The Rev. Ann Marshall, Zoar's community pastor, believes it's essential for church members to get "outside of the walls" of the church and to have a positive impact on society. Among her outreaches has been organizing Bible studies and prayer meetings for Zoar members at local restaurants and coffee shops throughout the area.
Having a bimonthly "Zoar Night" at Degage is another way "to let people know that church is not all stiff and formal all the time," Ms. Marshall said.
The church's music outreach, for which there is no cover charge, has been beneficial as well for Degage -- the club's name is French for "free, easy, and relaxed," owner Sam Foreman explained.
Geoff Schwab, bar manager, said the first Zoar Night, Jan. 11, was slow because of a snowstorm, but the turnout has been great ever since, transforming what is typically a slow night at most venues into a busy evening.
"It's been good. They've been packing the house," Mr. Schwab said. "Eric is a stand-up guy and I enjoy it when he plays here."
People who just happen to stop in at Degage for the food and music are unlikely to notice that the freewheeling, highly skilled musicians on the stage are all from a local church.
There is no preaching, no signs promoting Zoar, and the music is secular, straight-ahead jazz penned by such legendary composers such as George Gershwin and Miles Davis.
And when a local harmonica player, Michael Barone, sat in with the band on Tuesday, the musicians shifted into a simple, untitled 12-bar blues.
"So many great artists have said that jazz and pop music started in the church and then they took it into the secular world," Mr. Dickey said. "The spirit of those musicians doesn't change, for crying out loud. You need to be in touch with the spirit that makes the music come alive."
Mr. Dickey pointed out that the cross-pollination of church and secular music dates back to at least the 1500s when Martin Luther, founder of the Protestant Reformation, took German pub songs and gave them Christian lyrics.
"Martin Luther was definitely a radical," he said.
Mr. Dickey, 44, a self-described introvert who smiles easily and laughs often, is a native of Oregon now living in Maumee, just a block from Degage, He is a graduate of the prestigious Interlochen Arts Academy in northern Michigan and studied music at Bowling Green State University for a year before leaving because his music career already was thriving.
He has been director of music for 18 years at Zoar, where he performs and composes religious music and oversees the church's many vocal choirs and handbell and brass ensembles.
Zoar Lutheran Church's next jazz night at Degage Jazz Cafe, 301 River Rd., Maumee, is scheduled for 6 to 9 p.m. Feb. 22.
Mr. Dickey also will be performing at the venue on Feb. 25 and 26 with Toledo trumpeter Scott Potter.

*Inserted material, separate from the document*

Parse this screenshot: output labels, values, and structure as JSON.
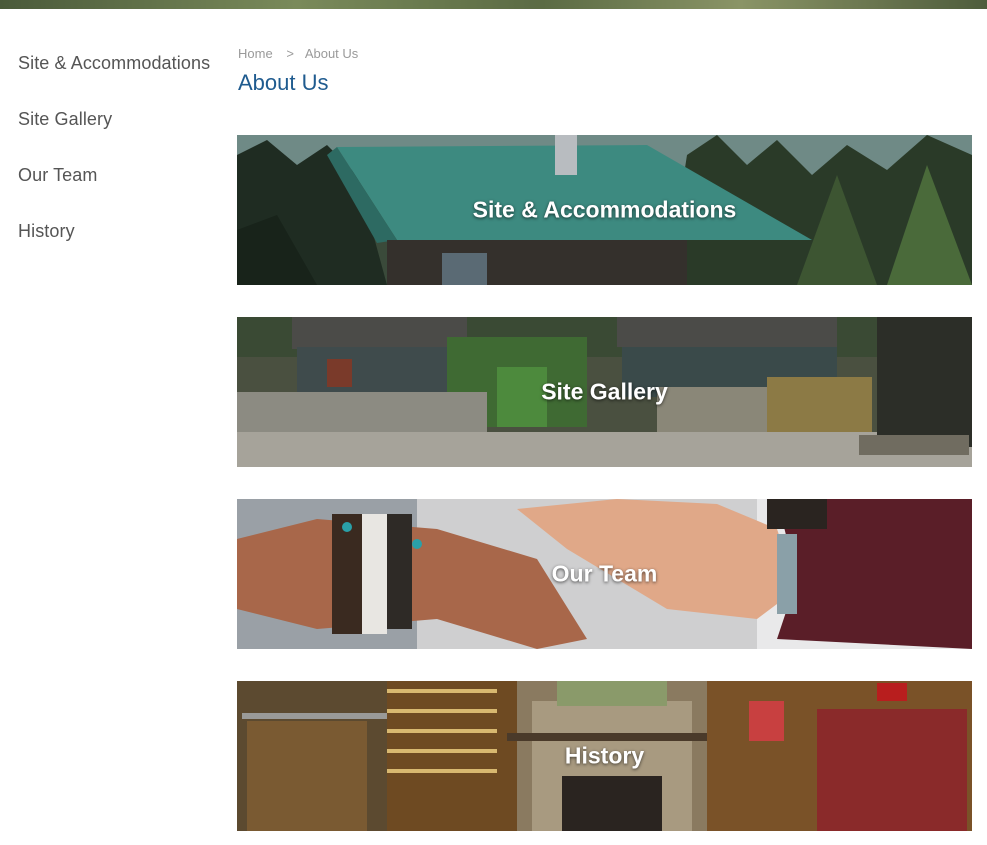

Information: 419-794-8205 or degagejazzcafe.com.
Contact David Yonke at: firstname.lastname@example.org or 419-724-6154.